Foreign Affairs John Baird touts skilled trades at Algonquin College forum
Just a few hours before the federal budget was unveiled Thursday, Foreign Affairs Minister John Baird told Algonquin College students during an International Business Speakers Forum Canada needs to fill the skilled labour shortage and the college’s trades program is a good place to start. The intimate speech and question and answer session between the MP for Ottawa West-Nepean and about 100 students touched on everything from inking a free trade agreement with India to the challenge of engaging in trade with a post-Hugo Chavez Venezuela to the Keystone Pipeline. When asked how to spur economic growth and create more jobs at home, Baird stopped short of suggesting students to forget about getting a university degree and to pursue a career in the skilled trades.
Budget targets true lost generation: unemployed, uneducated and untrained
The Globe and Mail

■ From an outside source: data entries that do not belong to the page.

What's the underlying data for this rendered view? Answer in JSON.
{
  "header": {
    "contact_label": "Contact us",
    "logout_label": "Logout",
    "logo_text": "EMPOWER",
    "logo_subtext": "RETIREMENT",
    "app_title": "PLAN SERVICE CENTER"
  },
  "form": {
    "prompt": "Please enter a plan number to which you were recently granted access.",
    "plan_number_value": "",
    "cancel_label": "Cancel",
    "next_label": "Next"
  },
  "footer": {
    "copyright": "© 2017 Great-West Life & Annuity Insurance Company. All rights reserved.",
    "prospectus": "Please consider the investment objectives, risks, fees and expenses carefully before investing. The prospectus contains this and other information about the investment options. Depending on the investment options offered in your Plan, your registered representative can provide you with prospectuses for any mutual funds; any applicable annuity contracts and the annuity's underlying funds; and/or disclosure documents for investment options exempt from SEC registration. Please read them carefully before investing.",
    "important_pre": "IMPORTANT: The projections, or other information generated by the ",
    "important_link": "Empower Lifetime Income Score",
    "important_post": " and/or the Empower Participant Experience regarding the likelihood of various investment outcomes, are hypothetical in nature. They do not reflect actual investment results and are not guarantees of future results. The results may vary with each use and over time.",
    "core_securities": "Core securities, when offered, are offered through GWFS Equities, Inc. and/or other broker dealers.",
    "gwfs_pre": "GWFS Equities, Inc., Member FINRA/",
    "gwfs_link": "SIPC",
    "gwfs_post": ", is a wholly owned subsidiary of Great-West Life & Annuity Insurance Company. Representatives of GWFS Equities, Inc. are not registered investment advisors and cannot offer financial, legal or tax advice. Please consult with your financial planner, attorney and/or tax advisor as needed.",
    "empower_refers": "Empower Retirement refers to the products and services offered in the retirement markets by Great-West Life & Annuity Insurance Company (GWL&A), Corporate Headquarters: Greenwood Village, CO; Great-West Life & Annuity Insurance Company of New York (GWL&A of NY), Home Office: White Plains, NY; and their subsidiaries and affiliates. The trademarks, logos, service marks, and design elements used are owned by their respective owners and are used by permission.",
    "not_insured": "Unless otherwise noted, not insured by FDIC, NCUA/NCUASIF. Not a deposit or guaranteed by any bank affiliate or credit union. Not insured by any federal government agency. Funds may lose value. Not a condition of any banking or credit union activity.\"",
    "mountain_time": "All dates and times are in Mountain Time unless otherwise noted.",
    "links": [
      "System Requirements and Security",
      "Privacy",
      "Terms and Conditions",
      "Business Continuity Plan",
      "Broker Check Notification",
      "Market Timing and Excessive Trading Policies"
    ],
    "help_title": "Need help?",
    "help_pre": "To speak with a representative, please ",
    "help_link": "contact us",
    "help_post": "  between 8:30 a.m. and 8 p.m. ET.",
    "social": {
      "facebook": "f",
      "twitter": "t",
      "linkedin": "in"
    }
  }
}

The budget focused attention on matching unemployed workers with available jobs. Much of the training is likely to happen in colleges, which are increasingly seen as a key part of postsecondary education. James Knight, president of the Association of Canadian Community Colleges, talked about the skills gap debate, the country’s NEET generation and how his son built a career in cycling. The Canada Jobs Grant provides $5,000 from the federal government (with another $10,000 split between employers and provinces), with training to be done through community colleges or unions. To be eligible for the training, a person has to be unemployed and not eligible for EI. So this is a way to target the long-term unemployed. Are these the students the colleges are recruiting? (Article mentions George Brown College)